School districts can save money through a variety of options
Marsha Sutton’s column about special education costs on Aug. 30 makes it seem like disabled children are spoiled, lavished with expensive and extravagant services. Nothing could be farther from the truth. Parents of disabled children advocate and fight for basic rights that typical children’s parents take for granted — the ability to have your child in an appropriate placement in your local school close to home (instead of placed in a severe special day class because the mild-moderate one is full or being bused up to 25 miles away home); the ability to observe your child in class (instead of being restricted to 30 minutes per month with a district staff escort); and receiving truthful information about your child’s needs, available options, and rights from district staff (instead of being misled).
Receiving needed services (such as an aide) or placement at a higher level of care (non- public, residential) are usually provided only after proven failure has occurred (causing the child to regress or lack of progress for months or years), or the parents have hired an expensive advocate and engaged in hours of contentious and stressful IEP meetings or court hearings.
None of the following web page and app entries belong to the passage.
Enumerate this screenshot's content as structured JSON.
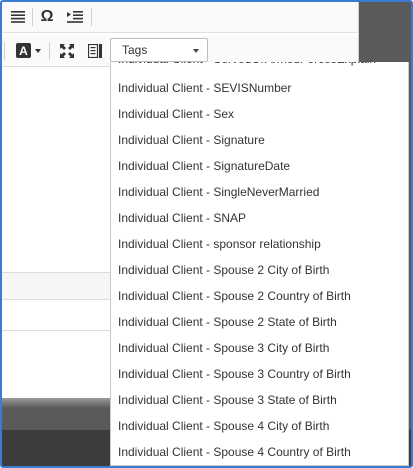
{
  "toolbar": {
    "tags_label": "Tags",
    "icons": [
      "align-justify-icon",
      "omega-icon",
      "list-indent-icon",
      "font-color-icon",
      "fullscreen-icon",
      "show-blocks-icon"
    ]
  },
  "dropdown": {
    "partial_item": "Individual Client - ServedOrArmedForcesExplain",
    "items": [
      "Individual Client - SEVISNumber",
      "Individual Client - Sex",
      "Individual Client - Signature",
      "Individual Client - SignatureDate",
      "Individual Client - SingleNeverMarried",
      "Individual Client - SNAP",
      "Individual Client - sponsor relationship",
      "Individual Client - Spouse 2 City of Birth",
      "Individual Client - Spouse 2 Country of Birth",
      "Individual Client - Spouse 2 State of Birth",
      "Individual Client - Spouse 3 City of Birth",
      "Individual Client - Spouse 3 Country of Birth",
      "Individual Client - Spouse 3 State of Birth",
      "Individual Client - Spouse 4 City of Birth",
      "Individual Client - Spouse 4 Country of Birth"
    ]
  }
}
So these services and higher placements are likely utilized only by children with the most severe needs instead of being readily available to any child with special needs, which would have been helpful to more clearly point out in the article to readers.
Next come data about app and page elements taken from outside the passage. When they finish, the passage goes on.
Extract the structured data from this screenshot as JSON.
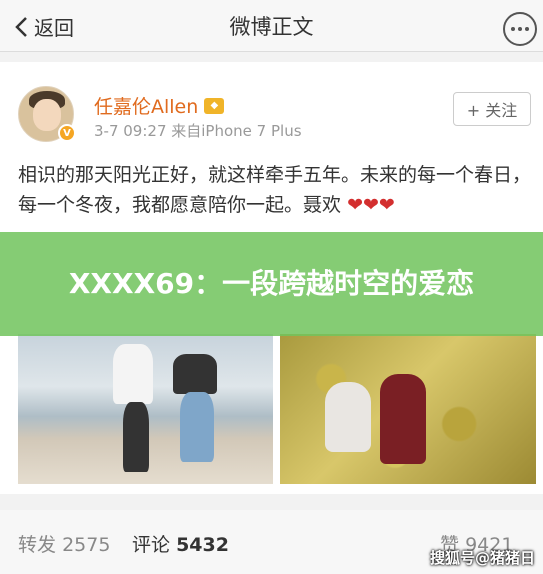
{
  "nav": {
    "back_label": "返回",
    "title": "微博正文"
  },
  "post": {
    "username": "任嘉伦Allen",
    "meta": "3-7 09:27  来自iPhone 7 Plus",
    "follow_label": "+ 关注",
    "text": "相识的那天阳光正好，就这样牵手五年。未来的每一个春日，每一个冬夜，我都愿意陪你一起。聂欢",
    "hearts": "❤❤❤"
  },
  "banner": {
    "title": "XXXX69：一段跨越时空的爱恋"
  },
  "stats": {
    "repost_label": "转发",
    "repost_count": "2575",
    "comment_label": "评论",
    "comment_count": "5432",
    "like_label": "赞",
    "like_count": "9421"
  },
  "watermark": "搜狐号@猪猪日",
  "colors": {
    "banner": "#71c45d",
    "username": "#e06b1f",
    "hearts": "#d32f2f"
  }
}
If school districts wanted to save money they could offer appropriate placements in the child’s local school rather than placing disabled children in schools far from home, increasing transportation costs. They could encourage parents to transport children and welcome them to bring their child to class. They could provide services instead of spending more than the services cost in legal fees fighting parents in court. School districts could also prevent placement of children in non-public schools through more district placement options and more highly trained staff. If one district mentioned in the column offered comparable pay/benefits to nearby districts they may be able to attract more highly trained aides and teachers from nearby districts who would have the ability to maintain children successfully in lower cost district placements.
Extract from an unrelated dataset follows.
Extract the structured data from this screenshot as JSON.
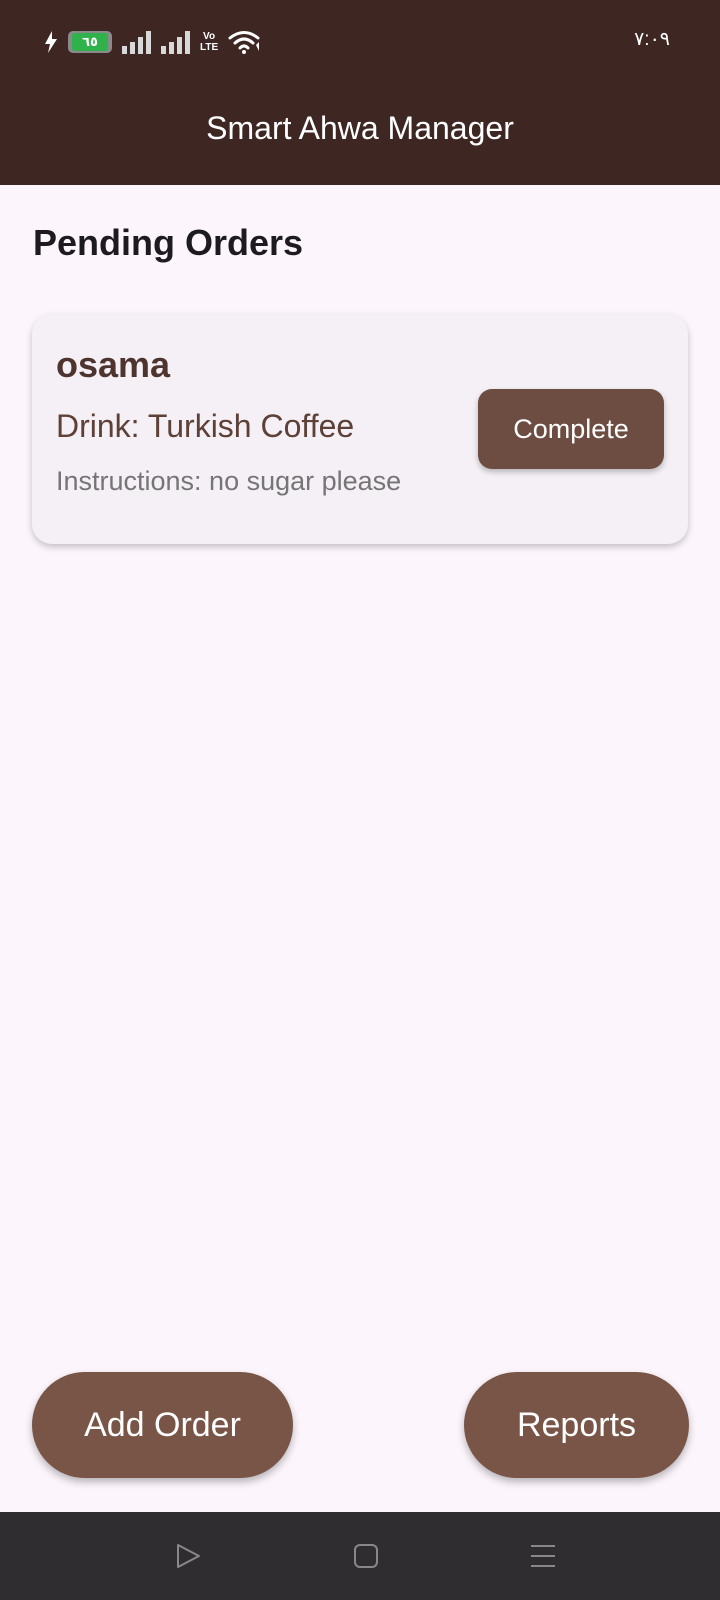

No one argues that the State of California should not pass unfunded mandates and that districts face very challenging times of difficult financial decisions. I wish the column had focused more on that or on how district choices drive up costs rather than making it seem like districts voluntarily offer up a vast menu of expensive, extravagant, and unnecessary services to disabled children that take valuable funds away from typical children.